Mayors for a Guaranteed Income ran a full-page ad in Thursday’s Washington Post titled ‘One more check is not enough.’
In a tweet, Mayor Stoney urged President Joe Biden and Vice President Kamala Harris to support the proposal.
“I'm asking for, calling on Congress and also President Biden, who has already showed some interest in this, that we provide $2,000 recurring checks through the end of the pandemic,” Stoney told CBS 6.
The coalition of mayors wrote that American families are hurting and on the brink of economic ruin.
Last Fall, Stoney launched an experimental pilot program to give $500 per month to 18 families over the next two years.
“We have a number of people facing some true financial hardships. We are talking about keeping food on the table and a roof over families' heads. That’s why I think Congress needs to step up and do their part like they did earlier in the year in 2020,” he explained.
Congress authorized $1,200 economic impact payments for individuals making less than $75,000 and married couples earning less than $150,000 through the CARES Act.
In December, lawmakers passed another stimulus of $600 checks for Americans, which was $1,400 less than former President Donald Trump had requested.
The mayors' proposal may be a non-starter for some politicians like Senator Mitt Romney (R - Utah).
He voiced skepticism over President Biden’s $1.9 trillion COVID-19 relief plan to combat the coronavirus.
“We just passed a program with over $900 billion in it. I'm not looking for a new program in the immediate future,” Romney told reporters on Thursday.

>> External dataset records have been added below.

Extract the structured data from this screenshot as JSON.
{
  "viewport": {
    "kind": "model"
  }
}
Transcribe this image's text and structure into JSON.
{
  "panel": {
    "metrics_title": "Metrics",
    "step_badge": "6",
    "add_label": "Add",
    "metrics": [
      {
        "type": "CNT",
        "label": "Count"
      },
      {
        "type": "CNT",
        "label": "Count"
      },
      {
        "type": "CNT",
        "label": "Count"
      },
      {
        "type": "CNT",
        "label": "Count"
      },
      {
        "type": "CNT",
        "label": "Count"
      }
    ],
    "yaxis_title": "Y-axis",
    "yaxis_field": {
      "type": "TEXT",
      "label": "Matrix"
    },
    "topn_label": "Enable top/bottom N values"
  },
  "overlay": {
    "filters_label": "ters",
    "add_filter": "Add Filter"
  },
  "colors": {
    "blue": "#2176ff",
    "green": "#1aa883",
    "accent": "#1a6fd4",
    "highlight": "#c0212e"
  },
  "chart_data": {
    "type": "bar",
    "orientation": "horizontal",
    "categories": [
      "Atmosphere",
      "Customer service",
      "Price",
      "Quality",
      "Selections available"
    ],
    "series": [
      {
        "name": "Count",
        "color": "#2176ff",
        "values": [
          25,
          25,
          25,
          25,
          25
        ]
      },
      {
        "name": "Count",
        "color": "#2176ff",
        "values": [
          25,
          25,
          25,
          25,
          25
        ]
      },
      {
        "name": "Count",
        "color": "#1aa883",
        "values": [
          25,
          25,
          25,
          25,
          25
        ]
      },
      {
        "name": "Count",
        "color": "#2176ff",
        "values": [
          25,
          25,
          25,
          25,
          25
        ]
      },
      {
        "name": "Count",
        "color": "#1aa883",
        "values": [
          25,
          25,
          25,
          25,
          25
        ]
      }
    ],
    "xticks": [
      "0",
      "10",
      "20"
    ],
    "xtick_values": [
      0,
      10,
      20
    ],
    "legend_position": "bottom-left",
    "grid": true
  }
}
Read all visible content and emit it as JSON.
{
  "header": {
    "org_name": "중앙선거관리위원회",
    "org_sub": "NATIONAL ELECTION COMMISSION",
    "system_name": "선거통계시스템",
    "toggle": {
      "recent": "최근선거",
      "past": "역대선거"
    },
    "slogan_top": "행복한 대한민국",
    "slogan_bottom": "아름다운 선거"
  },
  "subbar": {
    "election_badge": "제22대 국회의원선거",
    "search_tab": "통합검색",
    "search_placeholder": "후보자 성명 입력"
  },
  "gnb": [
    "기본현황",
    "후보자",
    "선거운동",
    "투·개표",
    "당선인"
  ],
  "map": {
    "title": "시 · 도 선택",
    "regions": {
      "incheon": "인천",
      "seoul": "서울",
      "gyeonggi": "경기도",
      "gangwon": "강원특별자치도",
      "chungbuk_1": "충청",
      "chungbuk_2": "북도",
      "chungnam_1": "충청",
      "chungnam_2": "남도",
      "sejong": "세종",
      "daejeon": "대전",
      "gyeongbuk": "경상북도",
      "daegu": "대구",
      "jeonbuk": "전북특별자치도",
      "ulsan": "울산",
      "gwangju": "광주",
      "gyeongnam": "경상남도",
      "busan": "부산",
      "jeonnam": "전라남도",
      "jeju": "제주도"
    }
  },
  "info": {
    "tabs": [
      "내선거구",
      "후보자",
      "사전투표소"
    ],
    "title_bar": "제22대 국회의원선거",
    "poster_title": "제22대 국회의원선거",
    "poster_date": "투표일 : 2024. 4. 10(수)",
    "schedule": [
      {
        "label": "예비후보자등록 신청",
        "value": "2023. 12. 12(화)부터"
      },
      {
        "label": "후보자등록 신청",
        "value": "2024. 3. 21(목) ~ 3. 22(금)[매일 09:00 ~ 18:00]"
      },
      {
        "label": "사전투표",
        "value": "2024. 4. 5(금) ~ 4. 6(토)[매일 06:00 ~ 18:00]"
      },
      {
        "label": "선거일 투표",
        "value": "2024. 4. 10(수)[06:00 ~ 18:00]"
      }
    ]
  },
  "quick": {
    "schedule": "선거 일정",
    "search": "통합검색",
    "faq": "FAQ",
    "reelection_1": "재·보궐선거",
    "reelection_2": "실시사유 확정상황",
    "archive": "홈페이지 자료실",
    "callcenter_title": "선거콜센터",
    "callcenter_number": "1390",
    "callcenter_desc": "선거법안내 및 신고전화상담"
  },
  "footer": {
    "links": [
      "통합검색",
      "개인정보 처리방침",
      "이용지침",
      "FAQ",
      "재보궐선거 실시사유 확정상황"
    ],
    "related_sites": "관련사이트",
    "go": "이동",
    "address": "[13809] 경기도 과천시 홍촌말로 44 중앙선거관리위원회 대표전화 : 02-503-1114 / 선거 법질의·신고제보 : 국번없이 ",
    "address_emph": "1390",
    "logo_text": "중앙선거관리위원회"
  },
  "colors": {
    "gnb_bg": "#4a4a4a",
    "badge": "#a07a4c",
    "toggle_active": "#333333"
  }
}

In an email, a spokesman with the Republican Party of Virginia (RPV) said they would have to see specific legislation in order to make a judgment on the proposal. The spokesman did question the timeline asking who decides when the pandemic is over.
“It’s not like we’re flipping a light switch here and ‘ending’ the pandemic on a certain date. Maybe we should cut taxes instead. It would accomplish basically the same goal,” wrote John March, RPV communications consultant.
But some Virginians were adamant that they need financial help now rather than later.
Millions of Americans have lost their jobs, careers, and business during the pandemic. Lines at food banks are longer than ever and families continue to struggle to make ends meet.
Kimberli Vida and her husband support three children who are currently in college. They would use an extra monthly stimulus check to pay off tuition and medical bills.
"I get that you don't want to overspend. But sometimes there isn’t a choice. Sometimes you have to do the right thing no matter what the cost is. You have to take care of the people in your country,” she said.